The divers had tested the waters Wednesday, and an emergency drill required by the Coast Guard to test the response of the Valdez crew and equipment was completed Thursday, after a supply and recovery boat ready to handle oil discharges or spills was deployed, officials said.
The recovery boat, a salvage vessel operated by the diving company and three tugboats that towed the Valdez from Alaska now surround the drifting ship.
Drill Goes Well
"The drill was satisfactory. Everybody on scene agreed the equipment provided by Exxon . . . was adequate to be able to handle any pollution incident," Solberg said. "So as long as (the divers) have assessed that it's safe to do the operation, we've given them permission to do it."
Exxon's Cool said Wednesday that, although some plate removal might be done outside state waters, the ship still will need to enter the coastal zone to finish the removal or for follow-up repairs.
But no matter where the plates are removed, the ship will face state scrutiny when it enters San Diego Bay, she said.
The tanker was towed from Alaska after hitting a reef and causing the nation's worst oil spill, along the Prince William Sound shoreline.
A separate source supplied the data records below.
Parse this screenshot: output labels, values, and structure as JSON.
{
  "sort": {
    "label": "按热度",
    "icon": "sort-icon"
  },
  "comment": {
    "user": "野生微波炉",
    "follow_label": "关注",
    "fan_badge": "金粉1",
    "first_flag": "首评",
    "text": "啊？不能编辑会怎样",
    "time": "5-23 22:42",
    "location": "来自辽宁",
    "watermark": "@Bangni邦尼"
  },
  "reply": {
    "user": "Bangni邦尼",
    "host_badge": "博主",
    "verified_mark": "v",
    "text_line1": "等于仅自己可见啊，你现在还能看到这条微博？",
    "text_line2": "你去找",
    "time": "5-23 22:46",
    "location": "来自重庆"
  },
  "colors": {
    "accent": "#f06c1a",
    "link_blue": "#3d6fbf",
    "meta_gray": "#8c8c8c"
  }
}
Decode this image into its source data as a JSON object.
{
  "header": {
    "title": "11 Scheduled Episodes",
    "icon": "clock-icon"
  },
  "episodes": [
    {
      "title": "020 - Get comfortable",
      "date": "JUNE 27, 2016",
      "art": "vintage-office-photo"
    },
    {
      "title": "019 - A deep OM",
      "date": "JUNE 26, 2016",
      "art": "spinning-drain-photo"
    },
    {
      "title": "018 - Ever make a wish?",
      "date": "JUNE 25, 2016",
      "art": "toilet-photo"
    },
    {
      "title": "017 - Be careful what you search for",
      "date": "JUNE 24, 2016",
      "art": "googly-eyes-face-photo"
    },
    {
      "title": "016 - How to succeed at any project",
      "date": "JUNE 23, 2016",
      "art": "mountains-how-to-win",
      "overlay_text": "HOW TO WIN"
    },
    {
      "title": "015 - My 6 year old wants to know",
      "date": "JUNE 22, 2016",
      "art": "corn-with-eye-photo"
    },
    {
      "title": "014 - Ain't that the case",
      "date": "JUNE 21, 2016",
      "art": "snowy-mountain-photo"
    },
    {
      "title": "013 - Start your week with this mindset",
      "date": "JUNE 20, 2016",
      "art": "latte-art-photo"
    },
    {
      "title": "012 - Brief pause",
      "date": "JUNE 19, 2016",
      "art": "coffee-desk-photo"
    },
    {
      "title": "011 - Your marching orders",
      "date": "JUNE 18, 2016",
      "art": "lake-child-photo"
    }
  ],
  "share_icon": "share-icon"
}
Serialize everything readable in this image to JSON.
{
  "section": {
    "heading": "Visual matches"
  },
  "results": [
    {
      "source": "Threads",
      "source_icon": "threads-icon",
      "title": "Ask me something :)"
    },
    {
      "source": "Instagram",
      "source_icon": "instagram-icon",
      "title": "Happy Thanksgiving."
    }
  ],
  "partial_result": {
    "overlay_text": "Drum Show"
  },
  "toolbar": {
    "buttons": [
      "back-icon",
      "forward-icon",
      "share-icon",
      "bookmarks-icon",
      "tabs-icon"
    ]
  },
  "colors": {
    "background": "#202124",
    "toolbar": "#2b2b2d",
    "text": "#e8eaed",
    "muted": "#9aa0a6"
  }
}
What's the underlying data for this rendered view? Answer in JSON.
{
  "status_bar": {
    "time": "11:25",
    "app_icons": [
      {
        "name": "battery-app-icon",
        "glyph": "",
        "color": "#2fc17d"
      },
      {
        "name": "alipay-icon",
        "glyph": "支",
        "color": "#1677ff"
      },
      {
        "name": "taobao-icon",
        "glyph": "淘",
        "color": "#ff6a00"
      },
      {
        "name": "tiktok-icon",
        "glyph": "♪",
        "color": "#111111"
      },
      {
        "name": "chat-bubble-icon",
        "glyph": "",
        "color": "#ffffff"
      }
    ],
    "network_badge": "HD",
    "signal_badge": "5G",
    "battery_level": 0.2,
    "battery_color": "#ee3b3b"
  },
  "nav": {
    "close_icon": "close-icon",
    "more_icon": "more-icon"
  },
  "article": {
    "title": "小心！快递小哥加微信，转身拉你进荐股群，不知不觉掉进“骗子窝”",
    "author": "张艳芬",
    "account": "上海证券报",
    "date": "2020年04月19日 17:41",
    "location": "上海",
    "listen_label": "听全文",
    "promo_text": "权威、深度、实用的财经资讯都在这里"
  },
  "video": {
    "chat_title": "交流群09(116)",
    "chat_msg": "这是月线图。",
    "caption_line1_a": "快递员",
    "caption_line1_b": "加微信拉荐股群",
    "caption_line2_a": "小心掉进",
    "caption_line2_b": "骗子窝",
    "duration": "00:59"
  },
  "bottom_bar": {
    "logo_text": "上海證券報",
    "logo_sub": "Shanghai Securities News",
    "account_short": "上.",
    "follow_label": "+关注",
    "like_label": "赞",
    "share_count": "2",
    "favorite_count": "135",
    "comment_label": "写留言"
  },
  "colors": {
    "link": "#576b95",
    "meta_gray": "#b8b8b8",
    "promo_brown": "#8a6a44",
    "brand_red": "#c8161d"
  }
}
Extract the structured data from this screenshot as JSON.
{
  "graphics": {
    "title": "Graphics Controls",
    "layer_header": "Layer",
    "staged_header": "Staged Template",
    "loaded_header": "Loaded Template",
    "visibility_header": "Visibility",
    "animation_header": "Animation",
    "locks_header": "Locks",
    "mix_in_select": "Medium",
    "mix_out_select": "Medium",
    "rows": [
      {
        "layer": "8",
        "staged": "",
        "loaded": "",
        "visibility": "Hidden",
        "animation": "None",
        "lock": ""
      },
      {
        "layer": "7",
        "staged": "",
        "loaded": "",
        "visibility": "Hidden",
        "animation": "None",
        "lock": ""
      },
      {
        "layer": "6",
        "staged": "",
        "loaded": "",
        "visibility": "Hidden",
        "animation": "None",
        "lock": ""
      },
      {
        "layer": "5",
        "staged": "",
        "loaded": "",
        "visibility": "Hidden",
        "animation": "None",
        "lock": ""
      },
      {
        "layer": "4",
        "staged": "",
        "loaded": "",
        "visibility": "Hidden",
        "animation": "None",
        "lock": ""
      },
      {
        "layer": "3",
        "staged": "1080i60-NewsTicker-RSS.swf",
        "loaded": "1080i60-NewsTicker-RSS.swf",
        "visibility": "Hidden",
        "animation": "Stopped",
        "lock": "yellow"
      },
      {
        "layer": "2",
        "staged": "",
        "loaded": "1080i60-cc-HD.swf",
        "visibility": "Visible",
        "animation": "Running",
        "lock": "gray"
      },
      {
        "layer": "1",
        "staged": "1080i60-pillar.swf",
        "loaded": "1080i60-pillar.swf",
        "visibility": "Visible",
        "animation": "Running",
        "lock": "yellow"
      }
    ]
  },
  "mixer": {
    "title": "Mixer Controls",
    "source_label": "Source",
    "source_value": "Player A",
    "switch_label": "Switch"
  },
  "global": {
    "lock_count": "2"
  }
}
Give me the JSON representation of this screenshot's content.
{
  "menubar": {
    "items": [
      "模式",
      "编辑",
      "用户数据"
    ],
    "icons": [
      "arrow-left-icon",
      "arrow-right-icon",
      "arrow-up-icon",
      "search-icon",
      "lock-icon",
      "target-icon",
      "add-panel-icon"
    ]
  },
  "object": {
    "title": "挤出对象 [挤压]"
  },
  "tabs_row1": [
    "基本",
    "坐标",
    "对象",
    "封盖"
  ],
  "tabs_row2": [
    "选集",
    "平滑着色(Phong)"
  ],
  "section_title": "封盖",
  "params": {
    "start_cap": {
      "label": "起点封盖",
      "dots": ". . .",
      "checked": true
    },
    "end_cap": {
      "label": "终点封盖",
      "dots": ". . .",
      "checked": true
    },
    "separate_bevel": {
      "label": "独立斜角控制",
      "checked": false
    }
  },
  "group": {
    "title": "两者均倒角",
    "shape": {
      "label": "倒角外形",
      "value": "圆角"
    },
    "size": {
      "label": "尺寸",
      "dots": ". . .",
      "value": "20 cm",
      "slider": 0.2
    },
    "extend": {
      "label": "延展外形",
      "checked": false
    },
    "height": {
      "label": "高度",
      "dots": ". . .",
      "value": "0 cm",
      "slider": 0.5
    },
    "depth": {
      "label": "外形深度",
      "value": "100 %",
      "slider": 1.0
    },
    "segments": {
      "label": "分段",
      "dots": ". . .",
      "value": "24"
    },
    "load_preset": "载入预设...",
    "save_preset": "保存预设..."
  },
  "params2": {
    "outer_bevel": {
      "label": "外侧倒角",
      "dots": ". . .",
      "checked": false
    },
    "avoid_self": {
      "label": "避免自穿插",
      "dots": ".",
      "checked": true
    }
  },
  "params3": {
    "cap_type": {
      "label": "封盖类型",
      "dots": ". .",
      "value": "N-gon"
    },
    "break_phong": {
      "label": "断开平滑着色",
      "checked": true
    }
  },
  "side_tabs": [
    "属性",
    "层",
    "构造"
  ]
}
The ship was scheduled to enter San Diego Bay on July 11 for a $25-million, nine-month repair job at National Steel & Shipbuilding Co., which built the vessel in 1986.
But the discovery July 10 of the jutting plates, as well as the slicks and discharges, delayed its entry.